Reading these essays, you will detect a common thread: Getting through depression and overcoming it was a spiritual experience for me. I cannot, nor would I wish to, separate my faith in God from these difficult times. I am very sure I survived because of the strength of God and prayers and support of my Christian friends.

Being lost in the darkness of clinical depression tested everything I’d ever believed about God and life. But those days, weeks, and months of testing left me with a much stronger and deeper faith in both the goodness and faithfulness of a personal God. I’m reminded of a story told by Ruth Bell Graham in her book, It’s My Turn.[ii]
“A young man went to a delightfully sane bishop to confess that he ‘had lost his faith.’ As the boy shared of his deeply held feelings, the wise pastor interrupted him: ‘Nonsense! You haven’t lost your faith,’ replied the bishop, ‘You’ve lost your parent’s faith. Now go out and get one of your own!”

Before my time of depression I already had a personal faith. God had seen me through a lifetime of joy, challenges, trouble, and opportunities. But the personal faith that came out of my dark time is a more mature faith. It is one that has been tested. I have an unshakable faith that God is present and powerful even when I am not strong. Even when I cannot see His mighty hand, I’ve learned that it doesn’t mean that He has forgotten me. Rather, I know God is personally with me.

The wise words of another earlier depression sufferer, Charles Hadden Spurgeon, still ring so true, “God is too strong to be confused, and too kind to be cruel, so when I cannot trace His hand, I simply trust His heart.”

In life we must make the decision as to whether we will trust in some things we cannot see. That is what faith is all about: Believing in something, or in this case—Someone whom we cannot see but we choose to trust and rely on anyway.

Researching as I wrote The Mockingbird’s Song essays, I came across another word that appears similar to essay. It is a fascinating word, assay. It is a word closely related to the testing of gold ore and drugs. Several dictionaries refer to the process of assaying as “trying,” “judging,” “putting to the test.” My favorite term, from the Oxford Complete Word Finder [iii] is “the testing of a metal or ore to determine its ingredients and quality.” This same reference book states that in chemical use, assaying means “to determine the content or strength of a substance.”

Any time of testing in our lives reveals what is inside of us. There is a wonderful and true quote that states, “Character isn’t made by trouble, it is simply revealed.” Life’s troubles, which come to us all, serve to “assay our lives.” It reveals, puts to the test, and examines everything we are about.

May these essays on the process of assaying, even as they honestly show my weaknesses and flaws, also reveal that the strength of God is the main strength needed to walk through tough times.

May the challenge you face right now cause you to take proactive action in addressing your situation. Just as I was forced to take on The Challenge to publicly share the stories in this book, presented to me by the lady from Colfax.

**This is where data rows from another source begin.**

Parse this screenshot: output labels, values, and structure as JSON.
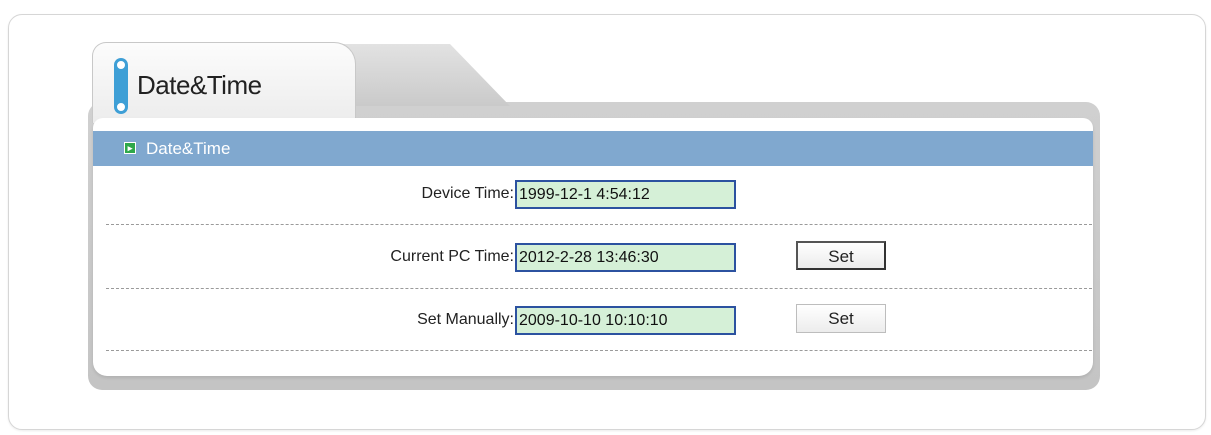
{
  "tab": {
    "title": "Date&Time"
  },
  "section": {
    "title": "Date&Time"
  },
  "rows": [
    {
      "label": "Device Time:",
      "value": "1999-12-1 4:54:12"
    },
    {
      "label": "Current PC Time:",
      "value": "2012-2-28 13:46:30",
      "button": "Set"
    },
    {
      "label": "Set Manually:",
      "value": "2009-10-10 10:10:10",
      "button": "Set"
    }
  ],
  "colors": {
    "header_bar": "#80a8cf",
    "field_bg": "#d5f0d7",
    "field_border": "#2c52a0",
    "tab_marker": "#3e9fd6"
  },
  "icons": {
    "section_icon": "play-arrow-icon",
    "tab_marker": "tab-marker-icon"
  }
}
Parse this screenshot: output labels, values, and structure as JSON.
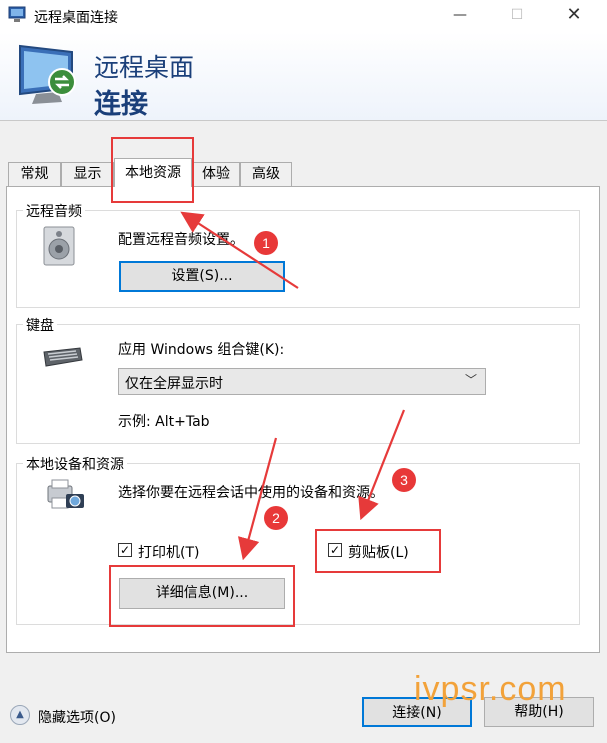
{
  "window": {
    "title": "远程桌面连接",
    "controls": {
      "minimize": "—",
      "maximize": "☐",
      "close": "✕"
    }
  },
  "banner": {
    "line1": "远程桌面",
    "line2": "连接"
  },
  "tabs": [
    {
      "label": "常规"
    },
    {
      "label": "显示"
    },
    {
      "label": "本地资源",
      "active": true
    },
    {
      "label": "体验"
    },
    {
      "label": "高级"
    }
  ],
  "audio": {
    "group_title": "远程音频",
    "description": "配置远程音频设置。",
    "settings_button": "设置(S)..."
  },
  "keyboard": {
    "group_title": "键盘",
    "label": "应用 Windows 组合键(K):",
    "selected": "仅在全屏显示时",
    "example": "示例: Alt+Tab"
  },
  "devices": {
    "group_title": "本地设备和资源",
    "description": "选择你要在远程会话中使用的设备和资源。",
    "printer": {
      "label": "打印机(T)",
      "checked": true
    },
    "clipboard": {
      "label": "剪贴板(L)",
      "checked": true
    },
    "details_button": "详细信息(M)..."
  },
  "annotations": {
    "badge1": "1",
    "badge2": "2",
    "badge3": "3"
  },
  "watermark": "ivpsr.com",
  "footer": {
    "hide_options": "隐藏选项(O)",
    "connect_button": "连接(N)",
    "help_button": "帮助(H)"
  },
  "colors": {
    "accent": "#0078d7",
    "annotation_red": "#e63a3a",
    "banner_text": "#1a3f7a",
    "watermark": "#f2a23a"
  }
}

May you allow God to shape you into the container that He will then use to bless others.
May these essays, stories, and reflections remind you of His closeness to you right now.

[ii] Ruth Bell Graham, It’s My Turn Ruth Bell Graham (Grand Rapids: Revell Publishing copyright 1984)

[iii] Oxford Complete Word Finder (Oxford University Press Copyright 1996)[ii] Ruth Bell Graham, It’s My Turn Ruth Bell Graham (Grand Rapids: Revell Publishing copyright 1984)

[iii] Oxford Complete Word Finder (Oxford University Press Copyright 1996)

Monday, January 15, 2007

Professor Charles J. Cavanaugh spoke to a group of new teachers:

"Good teaching is leadership. If you seriously teach your best, and if you show your students you really care about them, one day those students may rise and call you blessed."